With the advent of television in Pakistan, Bukhari was appointed as Pakistan Television’s General Manager, where the broadcasting experience of quarter of a century allowed him to introduce exceptionally remarkable cultural programming on the idiot box. He was eventually removed from the position because of his opposition to Gen Ayub Khan’s regime.
Bukhari’s poetry, though scattered and out of print for years, is a formidable collection of modern ghazal reflecting his deep links to glorious traditions of Urdu literature.
guzree hae usee tarah bahaar abkay baras bhee
ho gee nah bahaaro- may- shumaar abkay baras bhee
Bukhari in his All India Radio days

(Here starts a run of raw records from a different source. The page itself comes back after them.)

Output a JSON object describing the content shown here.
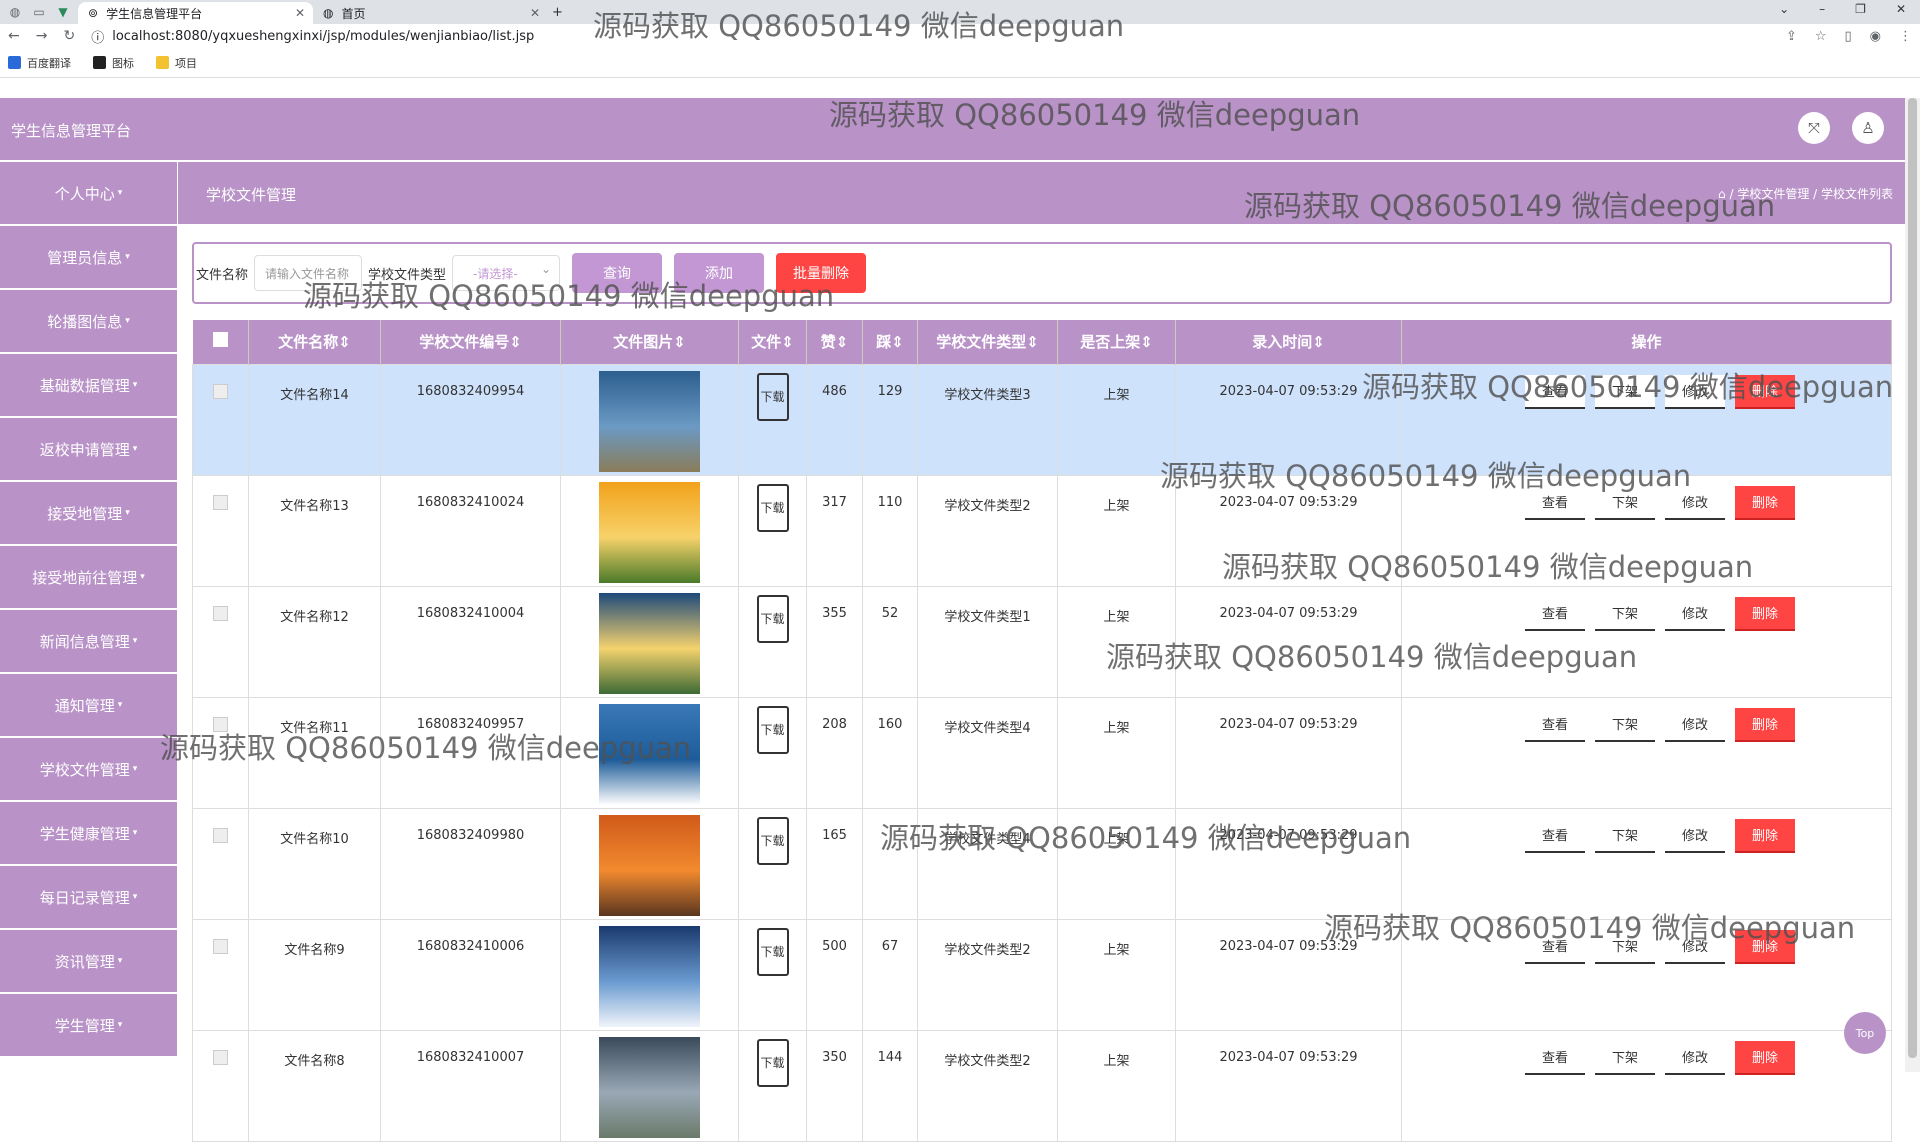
{
  "browser": {
    "tabs": [
      {
        "label": "学生信息管理平台",
        "active": true
      },
      {
        "label": "首页",
        "active": false
      }
    ],
    "url": "localhost:8080/yqxueshengxinxi/jsp/modules/wenjianbiao/list.jsp",
    "bookmarks": [
      "百度翻译",
      "图标",
      "项目"
    ]
  },
  "header": {
    "brand": "学生信息管理平台"
  },
  "sidebar": [
    "个人中心",
    "管理员信息",
    "轮播图信息",
    "基础数据管理",
    "返校申请管理",
    "接受地管理",
    "接受地前往管理",
    "新闻信息管理",
    "通知管理",
    "学校文件管理",
    "学生健康管理",
    "每日记录管理",
    "资讯管理",
    "学生管理"
  ],
  "subheader": {
    "title": "学校文件管理",
    "breadcrumb": "⌂ / 学校文件管理 / 学校文件列表"
  },
  "search": {
    "name_label": "文件名称",
    "name_placeholder": "请输入文件名称",
    "type_label": "学校文件类型",
    "type_placeholder": "-请选择-",
    "query": "查询",
    "add": "添加",
    "batch_delete": "批量删除"
  },
  "columns": [
    "文件名称⇕",
    "学校文件编号⇕",
    "文件图片⇕",
    "文件⇕",
    "赞⇕",
    "踩⇕",
    "学校文件类型⇕",
    "是否上架⇕",
    "录入时间⇕",
    "操作"
  ],
  "rows": [
    {
      "name": "文件名称14",
      "code": "1680832409954",
      "file": "下载",
      "like": "486",
      "dislike": "129",
      "type": "学校文件类型3",
      "status": "上架",
      "time": "2023-04-07 09:53:29",
      "img": [
        "#2c5e8e",
        "#6b9ac4",
        "#8a7c5a"
      ]
    },
    {
      "name": "文件名称13",
      "code": "1680832410024",
      "file": "下载",
      "like": "317",
      "dislike": "110",
      "type": "学校文件类型2",
      "status": "上架",
      "time": "2023-04-07 09:53:29",
      "img": [
        "#f2a21b",
        "#f7d26a",
        "#4a7a2a"
      ]
    },
    {
      "name": "文件名称12",
      "code": "1680832410004",
      "file": "下载",
      "like": "355",
      "dislike": "52",
      "type": "学校文件类型1",
      "status": "上架",
      "time": "2023-04-07 09:53:29",
      "img": [
        "#1e4a7a",
        "#f4d26e",
        "#3d6a35"
      ]
    },
    {
      "name": "文件名称11",
      "code": "1680832409957",
      "file": "下载",
      "like": "208",
      "dislike": "160",
      "type": "学校文件类型4",
      "status": "上架",
      "time": "2023-04-07 09:53:29",
      "img": [
        "#3a78b8",
        "#1d5c99",
        "#ffffff"
      ]
    },
    {
      "name": "文件名称10",
      "code": "1680832409980",
      "file": "下载",
      "like": "165",
      "dislike": "",
      "type": "学校文件类型4",
      "status": "上架",
      "time": "2023-04-07 09:53:29",
      "img": [
        "#d05a1a",
        "#f28a2e",
        "#5a3620"
      ]
    },
    {
      "name": "文件名称9",
      "code": "1680832410006",
      "file": "下载",
      "like": "500",
      "dislike": "67",
      "type": "学校文件类型2",
      "status": "上架",
      "time": "2023-04-07 09:53:29",
      "img": [
        "#1b3a6e",
        "#6a9ad0",
        "#f0f4fa"
      ]
    },
    {
      "name": "文件名称8",
      "code": "1680832410007",
      "file": "下载",
      "like": "350",
      "dislike": "144",
      "type": "学校文件类型2",
      "status": "上架",
      "time": "2023-04-07 09:53:29",
      "img": [
        "#3a4a5a",
        "#9aa8b6",
        "#6a7a6a"
      ]
    }
  ],
  "actions": [
    "查看",
    "下架",
    "修改",
    "删除"
  ],
  "top_button": "Top",
  "watermark": "源码获取 QQ86050149 微信deepguan",
  "colors": {
    "primary": "#b993c8",
    "danger": "#ff4444",
    "selected_row": "#cfe2fc"
  }
}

Perhaps the greatest of his legacies is an autobiography entitled Sarguzasht which is not a simple memoir of an individual but an important document on the cultural history of pre-1947 India and the subsequently, that of a new, fragile, insecure quality which has all but forgotten this icon. Bukhari was also a great proponent of our oral literary traditions and practiced them throughout his career: he was a brilliant conversationalist, a maestro when it came to theatrical recitations and rendering of marsiaas. Generations of Pakistani remember his dramatic and resonant voice.
It is a pity that Pakistani state, especially its cultural ‘institutions’, have failed to even make his collective works available to the newer generations of Pakistanis. Bukhari’s life and interests remain at variance with the state-ideology of Jihadism and mock-Islamisation. People like ZA Bukhari and their dedicated lives demonstrate how arts and culture are in sync with a country inhabited by Muslims; and how important it is to celebrate our rich heritage of music, literature and learning.
A recently launched website – http://zabukhari.com/ – is a humble effort to showcase the achievements and legacy of ZA Bukhari to Pakistanis and people across the world. In particular, the young Pakistanis-now comprising 70 percent of the country’s population need to learn about men of letters such as Bukhari who added much beauty and vigour to a society haunted by the tragedy of 1947 and its continued internal conflicts.
Raza Rumi is a writer and policy expert based in Lahore. He blogs at http://razarumi.com. Follow him on twitter: @razarumi